The plant opened in 1981 and the first reactor went on line in 1984. But Apfelberg and the Mothers for Peace have remained active, appearing at public hearings, and recently trying to fight PG&E's upcoming plans to renew the plant's operating license for another 20 years.
While Armageddon hasn't come to Avila Beach, Apfelberg said that she has felt the negative effects of living downwind of the plant. She wonders if the cancer that has metastasized from her breasts to her liver and her bones isn't somehow connected. A quarter of the dozen women who make up Mothers for Peace now have cancer, says Apfelberg. "At this time it's stupid to say I told you so," says Apfelberg, with a sad smile. But she did. "What we say is that we have to use what's happening now to stop it from happening again, to stop Diablo."

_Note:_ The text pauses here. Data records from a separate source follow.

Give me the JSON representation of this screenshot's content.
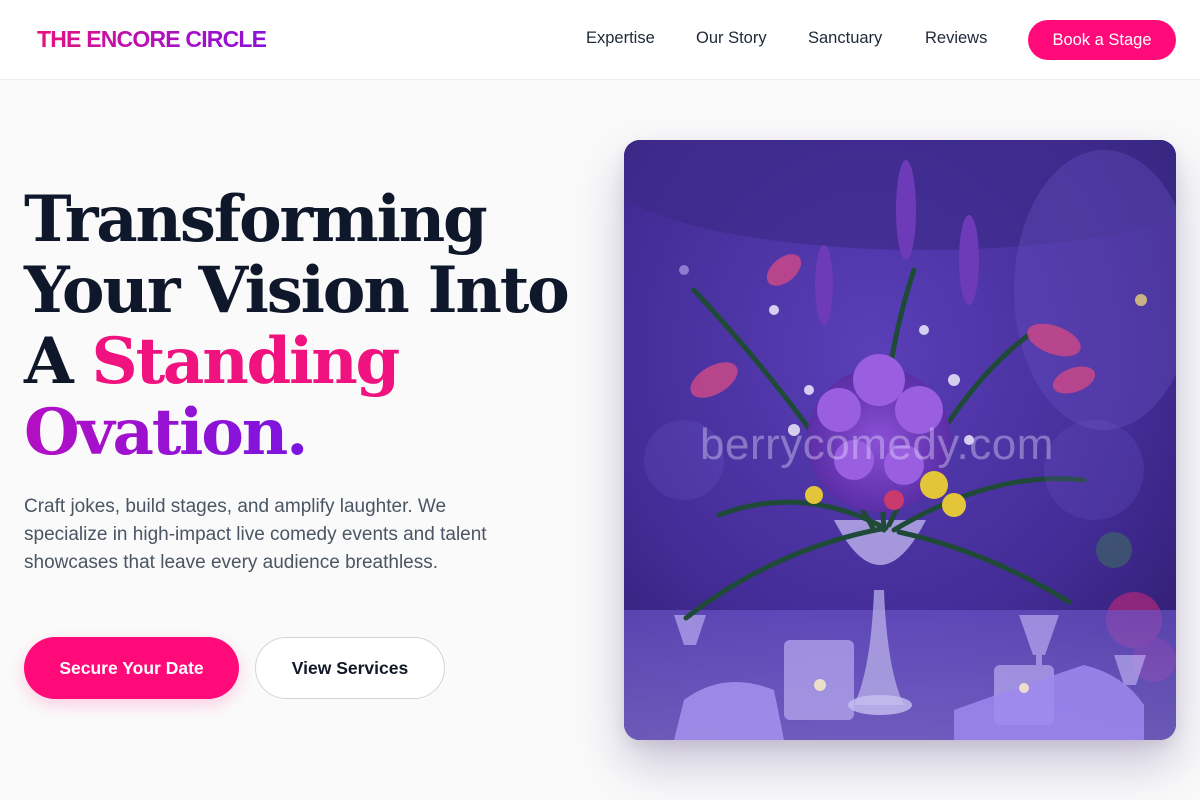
{
  "header": {
    "logo": "THE ENCORE CIRCLE",
    "nav": [
      "Expertise",
      "Our Story",
      "Sanctuary",
      "Reviews"
    ],
    "cta": "Book a Stage"
  },
  "hero": {
    "title_line1": "Transforming",
    "title_line2": "Your Vision Into",
    "title_line3_prefix": "A ",
    "title_line3_highlight": "Standing",
    "title_line4": "Ovation.",
    "description": "Craft jokes, build stages, and amplify laughter. We specialize in high-impact live comedy events and talent showcases that leave every audience breathless.",
    "primary_button": "Secure Your Date",
    "secondary_button": "View Services",
    "image_watermark": "berrycomedy.com"
  },
  "colors": {
    "accent_pink": "#ff0a78",
    "accent_purple": "#7a14e0",
    "heading": "#0f172a",
    "body_text": "#4b5563"
  }
}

When I ask Apfelberg why she's stayed, why she lives just minutes away from something that she believes is so dangerous, she at first hedges the question. "All my friends are here, all my organizations are here," she says. "It's possible I could go some place that doesn't have a nuclear power plant, but there's all the other things that we do have. But those are all excuses because I love it here. And at this point I'd rather stay here and fight PG&E. As long as they keep going, we'll keep going. It's not as if this is our last act, by any stretch of the imagination."